▸ **TASK BRIEF**:
Every entry below must be reproduced exactly.

[[ EXTRACTED RECORDS, beginning ]]

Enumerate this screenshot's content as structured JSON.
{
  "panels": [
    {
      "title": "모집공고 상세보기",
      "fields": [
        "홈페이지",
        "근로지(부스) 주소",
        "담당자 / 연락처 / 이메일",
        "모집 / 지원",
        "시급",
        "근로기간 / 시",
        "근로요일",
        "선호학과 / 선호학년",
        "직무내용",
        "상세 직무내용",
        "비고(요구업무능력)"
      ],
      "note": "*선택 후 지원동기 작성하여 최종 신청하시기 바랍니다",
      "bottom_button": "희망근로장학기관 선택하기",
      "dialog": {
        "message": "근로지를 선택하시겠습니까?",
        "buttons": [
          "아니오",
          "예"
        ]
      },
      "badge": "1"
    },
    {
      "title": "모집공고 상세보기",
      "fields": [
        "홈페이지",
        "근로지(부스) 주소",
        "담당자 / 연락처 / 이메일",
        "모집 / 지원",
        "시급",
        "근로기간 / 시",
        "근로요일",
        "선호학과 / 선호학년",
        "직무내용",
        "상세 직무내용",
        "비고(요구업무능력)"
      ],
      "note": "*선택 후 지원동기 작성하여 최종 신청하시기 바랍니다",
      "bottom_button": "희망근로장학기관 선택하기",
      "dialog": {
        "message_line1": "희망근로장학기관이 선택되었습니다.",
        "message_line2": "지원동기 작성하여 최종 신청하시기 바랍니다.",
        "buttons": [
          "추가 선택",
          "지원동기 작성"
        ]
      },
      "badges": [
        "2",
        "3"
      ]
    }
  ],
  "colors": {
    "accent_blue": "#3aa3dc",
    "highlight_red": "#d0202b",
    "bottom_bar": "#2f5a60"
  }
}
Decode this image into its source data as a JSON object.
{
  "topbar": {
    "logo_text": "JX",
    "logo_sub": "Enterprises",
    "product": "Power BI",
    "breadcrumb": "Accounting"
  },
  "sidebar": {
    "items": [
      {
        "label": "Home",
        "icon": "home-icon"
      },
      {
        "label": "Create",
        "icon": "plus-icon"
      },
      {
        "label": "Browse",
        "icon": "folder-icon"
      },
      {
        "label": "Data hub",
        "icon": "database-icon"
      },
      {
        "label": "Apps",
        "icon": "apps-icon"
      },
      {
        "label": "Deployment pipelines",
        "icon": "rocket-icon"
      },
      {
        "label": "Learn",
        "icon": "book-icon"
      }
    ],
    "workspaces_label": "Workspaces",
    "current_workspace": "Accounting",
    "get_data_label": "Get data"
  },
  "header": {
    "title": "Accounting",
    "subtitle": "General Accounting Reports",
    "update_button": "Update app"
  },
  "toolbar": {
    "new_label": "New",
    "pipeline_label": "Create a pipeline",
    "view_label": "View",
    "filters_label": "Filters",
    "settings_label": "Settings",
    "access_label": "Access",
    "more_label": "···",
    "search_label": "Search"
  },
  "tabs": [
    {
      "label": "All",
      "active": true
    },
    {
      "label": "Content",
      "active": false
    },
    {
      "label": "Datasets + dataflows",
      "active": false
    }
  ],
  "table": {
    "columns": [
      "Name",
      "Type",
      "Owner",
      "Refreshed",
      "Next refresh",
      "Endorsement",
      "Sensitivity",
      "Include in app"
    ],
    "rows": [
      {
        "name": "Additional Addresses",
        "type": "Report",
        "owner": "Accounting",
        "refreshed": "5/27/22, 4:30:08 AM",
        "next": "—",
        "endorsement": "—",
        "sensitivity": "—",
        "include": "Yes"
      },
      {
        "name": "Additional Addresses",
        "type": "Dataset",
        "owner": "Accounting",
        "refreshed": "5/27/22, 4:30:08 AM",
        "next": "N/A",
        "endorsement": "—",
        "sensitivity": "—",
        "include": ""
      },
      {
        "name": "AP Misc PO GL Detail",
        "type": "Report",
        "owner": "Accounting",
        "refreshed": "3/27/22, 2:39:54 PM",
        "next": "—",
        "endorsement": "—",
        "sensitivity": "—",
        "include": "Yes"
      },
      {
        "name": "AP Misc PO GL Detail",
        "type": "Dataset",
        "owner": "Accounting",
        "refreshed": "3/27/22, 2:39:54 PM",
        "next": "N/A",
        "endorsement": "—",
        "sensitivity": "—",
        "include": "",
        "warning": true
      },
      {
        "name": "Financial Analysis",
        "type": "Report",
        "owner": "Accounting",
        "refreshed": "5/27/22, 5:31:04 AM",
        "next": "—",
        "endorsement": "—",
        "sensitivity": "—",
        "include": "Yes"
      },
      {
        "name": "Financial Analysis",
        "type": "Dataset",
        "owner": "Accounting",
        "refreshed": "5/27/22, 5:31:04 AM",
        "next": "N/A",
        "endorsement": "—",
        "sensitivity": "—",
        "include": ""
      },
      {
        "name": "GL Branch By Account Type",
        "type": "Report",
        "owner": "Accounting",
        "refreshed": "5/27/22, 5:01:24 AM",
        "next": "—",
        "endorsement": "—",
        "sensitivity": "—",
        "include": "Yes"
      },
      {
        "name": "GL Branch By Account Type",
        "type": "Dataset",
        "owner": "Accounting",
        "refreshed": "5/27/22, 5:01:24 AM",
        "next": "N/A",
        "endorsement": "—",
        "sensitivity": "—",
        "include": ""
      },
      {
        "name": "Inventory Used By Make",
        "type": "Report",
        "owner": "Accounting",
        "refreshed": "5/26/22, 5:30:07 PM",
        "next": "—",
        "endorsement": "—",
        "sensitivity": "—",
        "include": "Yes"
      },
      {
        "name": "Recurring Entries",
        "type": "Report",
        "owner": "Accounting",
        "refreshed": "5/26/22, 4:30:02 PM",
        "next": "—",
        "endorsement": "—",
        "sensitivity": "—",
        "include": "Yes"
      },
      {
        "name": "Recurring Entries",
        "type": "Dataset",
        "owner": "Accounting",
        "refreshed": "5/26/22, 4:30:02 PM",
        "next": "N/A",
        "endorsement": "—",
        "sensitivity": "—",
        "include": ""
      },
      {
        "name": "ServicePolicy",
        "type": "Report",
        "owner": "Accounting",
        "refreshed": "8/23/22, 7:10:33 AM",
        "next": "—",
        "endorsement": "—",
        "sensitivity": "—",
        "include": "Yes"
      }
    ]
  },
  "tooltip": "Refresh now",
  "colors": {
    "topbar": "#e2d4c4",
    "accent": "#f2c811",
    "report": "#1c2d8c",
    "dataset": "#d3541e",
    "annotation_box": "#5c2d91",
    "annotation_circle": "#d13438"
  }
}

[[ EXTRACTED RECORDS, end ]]

▸ **EXPECTED ANSWER**:
Enumerate this screenshot's content as structured JSON.
{
  "panels": [
    {
      "title": "모집공고 상세보기",
      "fields": [
        "홈페이지",
        "근로지(부스) 주소",
        "담당자 / 연락처 / 이메일",
        "모집 / 지원",
        "시급",
        "근로기간 / 시",
        "근로요일",
        "선호학과 / 선호학년",
        "직무내용",
        "상세 직무내용",
        "비고(요구업무능력)"
      ],
      "note": "*선택 후 지원동기 작성하여 최종 신청하시기 바랍니다",
      "bottom_button": "희망근로장학기관 선택하기",
      "dialog": {
        "message": "근로지를 선택하시겠습니까?",
        "buttons": [
          "아니오",
          "예"
        ]
      },
      "badge": "1"
    },
    {
      "title": "모집공고 상세보기",
      "fields": [
        "홈페이지",
        "근로지(부스) 주소",
        "담당자 / 연락처 / 이메일",
        "모집 / 지원",
        "시급",
        "근로기간 / 시",
        "근로요일",
        "선호학과 / 선호학년",
        "직무내용",
        "상세 직무내용",
        "비고(요구업무능력)"
      ],
      "note": "*선택 후 지원동기 작성하여 최종 신청하시기 바랍니다",
      "bottom_button": "희망근로장학기관 선택하기",
      "dialog": {
        "message_line1": "희망근로장학기관이 선택되었습니다.",
        "message_line2": "지원동기 작성하여 최종 신청하시기 바랍니다.",
        "buttons": [
          "추가 선택",
          "지원동기 작성"
        ]
      },
      "badges": [
        "2",
        "3"
      ]
    }
  ],
  "colors": {
    "accent_blue": "#3aa3dc",
    "highlight_red": "#d0202b",
    "bottom_bar": "#2f5a60"
  }
}
Decode this image into its source data as a JSON object.
{
  "topbar": {
    "logo_text": "JX",
    "logo_sub": "Enterprises",
    "product": "Power BI",
    "breadcrumb": "Accounting"
  },
  "sidebar": {
    "items": [
      {
        "label": "Home",
        "icon": "home-icon"
      },
      {
        "label": "Create",
        "icon": "plus-icon"
      },
      {
        "label": "Browse",
        "icon": "folder-icon"
      },
      {
        "label": "Data hub",
        "icon": "database-icon"
      },
      {
        "label": "Apps",
        "icon": "apps-icon"
      },
      {
        "label": "Deployment pipelines",
        "icon": "rocket-icon"
      },
      {
        "label": "Learn",
        "icon": "book-icon"
      }
    ],
    "workspaces_label": "Workspaces",
    "current_workspace": "Accounting",
    "get_data_label": "Get data"
  },
  "header": {
    "title": "Accounting",
    "subtitle": "General Accounting Reports",
    "update_button": "Update app"
  },
  "toolbar": {
    "new_label": "New",
    "pipeline_label": "Create a pipeline",
    "view_label": "View",
    "filters_label": "Filters",
    "settings_label": "Settings",
    "access_label": "Access",
    "more_label": "···",
    "search_label": "Search"
  },
  "tabs": [
    {
      "label": "All",
      "active": true
    },
    {
      "label": "Content",
      "active": false
    },
    {
      "label": "Datasets + dataflows",
      "active": false
    }
  ],
  "table": {
    "columns": [
      "Name",
      "Type",
      "Owner",
      "Refreshed",
      "Next refresh",
      "Endorsement",
      "Sensitivity",
      "Include in app"
    ],
    "rows": [
      {
        "name": "Additional Addresses",
        "type": "Report",
        "owner": "Accounting",
        "refreshed": "5/27/22, 4:30:08 AM",
        "next": "—",
        "endorsement": "—",
        "sensitivity": "—",
        "include": "Yes"
      },
      {
        "name": "Additional Addresses",
        "type": "Dataset",
        "owner": "Accounting",
        "refreshed": "5/27/22, 4:30:08 AM",
        "next": "N/A",
        "endorsement": "—",
        "sensitivity": "—",
        "include": ""
      },
      {
        "name": "AP Misc PO GL Detail",
        "type": "Report",
        "owner": "Accounting",
        "refreshed": "3/27/22, 2:39:54 PM",
        "next": "—",
        "endorsement": "—",
        "sensitivity": "—",
        "include": "Yes"
      },
      {
        "name": "AP Misc PO GL Detail",
        "type": "Dataset",
        "owner": "Accounting",
        "refreshed": "3/27/22, 2:39:54 PM",
        "next": "N/A",
        "endorsement": "—",
        "sensitivity": "—",
        "include": "",
        "warning": true
      },
      {
        "name": "Financial Analysis",
        "type": "Report",
        "owner": "Accounting",
        "refreshed": "5/27/22, 5:31:04 AM",
        "next": "—",
        "endorsement": "—",
        "sensitivity": "—",
        "include": "Yes"
      },
      {
        "name": "Financial Analysis",
        "type": "Dataset",
        "owner": "Accounting",
        "refreshed": "5/27/22, 5:31:04 AM",
        "next": "N/A",
        "endorsement": "—",
        "sensitivity": "—",
        "include": ""
      },
      {
        "name": "GL Branch By Account Type",
        "type": "Report",
        "owner": "Accounting",
        "refreshed": "5/27/22, 5:01:24 AM",
        "next": "—",
        "endorsement": "—",
        "sensitivity": "—",
        "include": "Yes"
      },
      {
        "name": "GL Branch By Account Type",
        "type": "Dataset",
        "owner": "Accounting",
        "refreshed": "5/27/22, 5:01:24 AM",
        "next": "N/A",
        "endorsement": "—",
        "sensitivity": "—",
        "include": ""
      },
      {
        "name": "Inventory Used By Make",
        "type": "Report",
        "owner": "Accounting",
        "refreshed": "5/26/22, 5:30:07 PM",
        "next": "—",
        "endorsement": "—",
        "sensitivity": "—",
        "include": "Yes"
      },
      {
        "name": "Recurring Entries",
        "type": "Report",
        "owner": "Accounting",
        "refreshed": "5/26/22, 4:30:02 PM",
        "next": "—",
        "endorsement": "—",
        "sensitivity": "—",
        "include": "Yes"
      },
      {
        "name": "Recurring Entries",
        "type": "Dataset",
        "owner": "Accounting",
        "refreshed": "5/26/22, 4:30:02 PM",
        "next": "N/A",
        "endorsement": "—",
        "sensitivity": "—",
        "include": ""
      },
      {
        "name": "ServicePolicy",
        "type": "Report",
        "owner": "Accounting",
        "refreshed": "8/23/22, 7:10:33 AM",
        "next": "—",
        "endorsement": "—",
        "sensitivity": "—",
        "include": "Yes"
      }
    ]
  },
  "tooltip": "Refresh now",
  "colors": {
    "topbar": "#e2d4c4",
    "accent": "#f2c811",
    "report": "#1c2d8c",
    "dataset": "#d3541e",
    "annotation_box": "#5c2d91",
    "annotation_circle": "#d13438"
  }
}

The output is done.